Data items:
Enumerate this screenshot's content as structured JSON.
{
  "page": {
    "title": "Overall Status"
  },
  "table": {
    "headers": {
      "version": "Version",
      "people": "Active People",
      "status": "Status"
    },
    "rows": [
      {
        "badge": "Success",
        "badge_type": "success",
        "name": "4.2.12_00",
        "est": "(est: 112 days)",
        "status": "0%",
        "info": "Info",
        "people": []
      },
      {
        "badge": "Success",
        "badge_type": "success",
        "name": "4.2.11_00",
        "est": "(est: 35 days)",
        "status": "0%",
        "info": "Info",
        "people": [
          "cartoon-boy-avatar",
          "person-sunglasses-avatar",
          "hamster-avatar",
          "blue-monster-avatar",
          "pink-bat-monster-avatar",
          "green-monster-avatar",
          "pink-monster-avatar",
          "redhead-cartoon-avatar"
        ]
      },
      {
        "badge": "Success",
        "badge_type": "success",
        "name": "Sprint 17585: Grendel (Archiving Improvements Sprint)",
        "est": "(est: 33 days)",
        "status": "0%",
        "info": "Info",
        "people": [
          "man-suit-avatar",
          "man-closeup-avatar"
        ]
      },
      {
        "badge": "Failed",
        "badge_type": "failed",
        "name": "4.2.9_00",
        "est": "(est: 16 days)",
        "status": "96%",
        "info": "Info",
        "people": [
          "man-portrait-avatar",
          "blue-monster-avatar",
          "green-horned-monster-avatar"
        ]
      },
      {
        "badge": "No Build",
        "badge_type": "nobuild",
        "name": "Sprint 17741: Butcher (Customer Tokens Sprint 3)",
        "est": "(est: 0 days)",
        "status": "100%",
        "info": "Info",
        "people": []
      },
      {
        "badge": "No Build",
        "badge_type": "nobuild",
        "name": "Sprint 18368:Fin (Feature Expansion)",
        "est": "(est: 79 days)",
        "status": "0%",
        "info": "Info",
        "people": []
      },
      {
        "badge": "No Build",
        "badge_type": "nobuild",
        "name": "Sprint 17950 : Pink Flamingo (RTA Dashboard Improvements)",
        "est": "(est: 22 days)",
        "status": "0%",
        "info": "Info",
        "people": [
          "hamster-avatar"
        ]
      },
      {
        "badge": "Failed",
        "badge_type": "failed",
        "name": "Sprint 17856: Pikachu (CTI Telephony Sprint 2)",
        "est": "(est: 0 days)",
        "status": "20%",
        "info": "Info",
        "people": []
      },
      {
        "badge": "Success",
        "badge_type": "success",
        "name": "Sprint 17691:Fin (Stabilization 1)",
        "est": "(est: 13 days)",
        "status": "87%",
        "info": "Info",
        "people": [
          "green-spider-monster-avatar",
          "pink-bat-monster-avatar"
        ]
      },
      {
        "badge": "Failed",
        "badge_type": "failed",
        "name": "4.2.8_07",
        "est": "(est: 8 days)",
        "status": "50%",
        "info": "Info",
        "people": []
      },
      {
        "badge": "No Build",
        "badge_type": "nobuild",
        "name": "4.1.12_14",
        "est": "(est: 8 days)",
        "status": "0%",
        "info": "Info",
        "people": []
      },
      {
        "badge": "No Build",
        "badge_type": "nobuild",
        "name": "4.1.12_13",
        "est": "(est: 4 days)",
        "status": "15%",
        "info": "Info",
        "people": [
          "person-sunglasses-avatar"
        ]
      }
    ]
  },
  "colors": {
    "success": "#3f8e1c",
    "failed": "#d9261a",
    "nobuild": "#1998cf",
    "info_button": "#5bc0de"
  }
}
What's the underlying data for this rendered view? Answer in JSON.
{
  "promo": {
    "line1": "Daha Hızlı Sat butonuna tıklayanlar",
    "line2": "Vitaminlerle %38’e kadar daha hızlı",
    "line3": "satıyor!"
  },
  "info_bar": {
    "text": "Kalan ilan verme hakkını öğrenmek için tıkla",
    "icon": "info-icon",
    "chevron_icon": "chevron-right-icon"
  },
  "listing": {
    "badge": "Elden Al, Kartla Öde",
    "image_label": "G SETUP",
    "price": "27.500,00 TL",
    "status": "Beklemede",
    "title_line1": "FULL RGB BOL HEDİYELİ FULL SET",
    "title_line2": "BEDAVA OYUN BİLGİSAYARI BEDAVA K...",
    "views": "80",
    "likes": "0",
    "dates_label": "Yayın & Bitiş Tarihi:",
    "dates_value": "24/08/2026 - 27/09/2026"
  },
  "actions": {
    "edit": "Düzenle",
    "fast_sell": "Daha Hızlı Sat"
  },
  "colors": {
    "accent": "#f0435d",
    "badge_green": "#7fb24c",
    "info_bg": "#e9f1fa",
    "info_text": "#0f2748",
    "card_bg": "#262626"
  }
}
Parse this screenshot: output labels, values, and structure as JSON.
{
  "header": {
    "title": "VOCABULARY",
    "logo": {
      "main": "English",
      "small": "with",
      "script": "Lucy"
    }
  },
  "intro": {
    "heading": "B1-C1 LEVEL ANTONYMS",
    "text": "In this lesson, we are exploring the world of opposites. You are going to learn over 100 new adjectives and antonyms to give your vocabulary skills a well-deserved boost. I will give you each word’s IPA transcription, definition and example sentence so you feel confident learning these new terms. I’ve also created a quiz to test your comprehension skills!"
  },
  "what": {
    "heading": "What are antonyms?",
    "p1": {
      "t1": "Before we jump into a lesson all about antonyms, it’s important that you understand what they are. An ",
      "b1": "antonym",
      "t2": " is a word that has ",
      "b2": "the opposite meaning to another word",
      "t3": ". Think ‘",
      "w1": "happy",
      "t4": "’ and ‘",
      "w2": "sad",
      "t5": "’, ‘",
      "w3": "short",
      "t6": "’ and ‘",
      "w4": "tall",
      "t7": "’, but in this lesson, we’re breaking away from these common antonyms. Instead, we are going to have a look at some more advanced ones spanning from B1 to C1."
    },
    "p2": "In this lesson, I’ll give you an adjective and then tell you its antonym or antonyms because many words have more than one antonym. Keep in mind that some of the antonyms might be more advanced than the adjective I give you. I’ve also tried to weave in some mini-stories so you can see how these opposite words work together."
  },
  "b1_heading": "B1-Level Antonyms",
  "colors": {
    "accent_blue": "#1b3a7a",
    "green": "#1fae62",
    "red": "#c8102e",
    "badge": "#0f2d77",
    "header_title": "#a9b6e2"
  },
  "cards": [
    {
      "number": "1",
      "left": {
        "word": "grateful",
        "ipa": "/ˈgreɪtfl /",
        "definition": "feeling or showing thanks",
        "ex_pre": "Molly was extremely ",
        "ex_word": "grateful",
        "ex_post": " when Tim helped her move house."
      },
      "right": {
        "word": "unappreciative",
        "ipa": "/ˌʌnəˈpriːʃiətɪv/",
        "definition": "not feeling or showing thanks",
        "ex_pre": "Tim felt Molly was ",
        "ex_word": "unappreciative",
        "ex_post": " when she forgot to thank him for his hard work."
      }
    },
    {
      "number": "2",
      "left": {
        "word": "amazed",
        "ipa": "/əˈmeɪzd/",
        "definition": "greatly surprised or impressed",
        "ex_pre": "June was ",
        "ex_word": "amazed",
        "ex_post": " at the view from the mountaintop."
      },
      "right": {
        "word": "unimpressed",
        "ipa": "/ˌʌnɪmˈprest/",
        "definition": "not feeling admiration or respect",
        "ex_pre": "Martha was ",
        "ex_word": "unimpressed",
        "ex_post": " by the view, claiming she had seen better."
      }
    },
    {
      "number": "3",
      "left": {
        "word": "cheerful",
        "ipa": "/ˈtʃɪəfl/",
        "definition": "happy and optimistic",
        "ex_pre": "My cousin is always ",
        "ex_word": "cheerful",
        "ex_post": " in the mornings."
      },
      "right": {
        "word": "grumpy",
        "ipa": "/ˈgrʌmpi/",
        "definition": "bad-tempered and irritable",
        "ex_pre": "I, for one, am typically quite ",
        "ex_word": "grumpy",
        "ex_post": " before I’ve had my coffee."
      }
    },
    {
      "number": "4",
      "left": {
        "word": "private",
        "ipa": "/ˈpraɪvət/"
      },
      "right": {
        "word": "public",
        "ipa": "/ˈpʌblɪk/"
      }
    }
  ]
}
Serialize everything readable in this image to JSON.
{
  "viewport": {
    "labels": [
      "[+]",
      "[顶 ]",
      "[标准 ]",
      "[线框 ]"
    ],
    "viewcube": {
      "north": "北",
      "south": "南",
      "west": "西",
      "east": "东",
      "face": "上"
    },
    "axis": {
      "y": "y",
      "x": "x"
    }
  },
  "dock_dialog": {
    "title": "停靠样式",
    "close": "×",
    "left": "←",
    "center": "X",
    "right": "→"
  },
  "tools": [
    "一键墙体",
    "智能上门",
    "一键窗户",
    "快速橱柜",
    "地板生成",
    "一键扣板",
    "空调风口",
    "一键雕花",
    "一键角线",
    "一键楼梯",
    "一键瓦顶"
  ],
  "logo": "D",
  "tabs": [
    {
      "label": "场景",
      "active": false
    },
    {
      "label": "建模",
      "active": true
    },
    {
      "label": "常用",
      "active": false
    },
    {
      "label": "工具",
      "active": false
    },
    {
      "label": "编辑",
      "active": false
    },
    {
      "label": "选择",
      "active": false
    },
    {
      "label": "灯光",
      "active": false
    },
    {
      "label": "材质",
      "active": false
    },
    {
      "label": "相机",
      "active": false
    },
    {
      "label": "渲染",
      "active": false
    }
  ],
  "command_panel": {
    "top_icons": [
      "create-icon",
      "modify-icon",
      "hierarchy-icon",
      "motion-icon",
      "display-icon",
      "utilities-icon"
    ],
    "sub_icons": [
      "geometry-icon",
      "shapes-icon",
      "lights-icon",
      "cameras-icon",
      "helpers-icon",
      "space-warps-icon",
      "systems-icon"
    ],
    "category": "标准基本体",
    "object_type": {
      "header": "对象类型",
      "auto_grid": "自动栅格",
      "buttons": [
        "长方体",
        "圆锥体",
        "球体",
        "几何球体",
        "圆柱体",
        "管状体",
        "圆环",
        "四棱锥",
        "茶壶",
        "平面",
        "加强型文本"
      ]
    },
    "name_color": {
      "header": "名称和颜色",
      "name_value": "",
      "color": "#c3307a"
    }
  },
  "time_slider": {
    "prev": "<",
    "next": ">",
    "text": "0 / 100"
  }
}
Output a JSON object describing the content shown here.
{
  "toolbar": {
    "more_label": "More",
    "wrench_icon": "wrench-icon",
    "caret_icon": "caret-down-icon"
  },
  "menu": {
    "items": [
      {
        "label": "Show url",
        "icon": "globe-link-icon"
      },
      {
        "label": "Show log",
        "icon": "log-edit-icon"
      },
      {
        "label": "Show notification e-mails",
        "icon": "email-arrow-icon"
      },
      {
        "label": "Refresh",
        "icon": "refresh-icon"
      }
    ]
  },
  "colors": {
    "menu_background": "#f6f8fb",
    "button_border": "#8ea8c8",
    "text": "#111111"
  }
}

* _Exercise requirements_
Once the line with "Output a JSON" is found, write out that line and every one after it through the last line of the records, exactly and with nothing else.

* _Task result_
Output a JSON object describing the content shown here.
{
  "toolbar": {
    "more_label": "More",
    "wrench_icon": "wrench-icon",
    "caret_icon": "caret-down-icon"
  },
  "menu": {
    "items": [
      {
        "label": "Show url",
        "icon": "globe-link-icon"
      },
      {
        "label": "Show log",
        "icon": "log-edit-icon"
      },
      {
        "label": "Show notification e-mails",
        "icon": "email-arrow-icon"
      },
      {
        "label": "Refresh",
        "icon": "refresh-icon"
      }
    ]
  },
  "colors": {
    "menu_background": "#f6f8fb",
    "button_border": "#8ea8c8",
    "text": "#111111"
  }
}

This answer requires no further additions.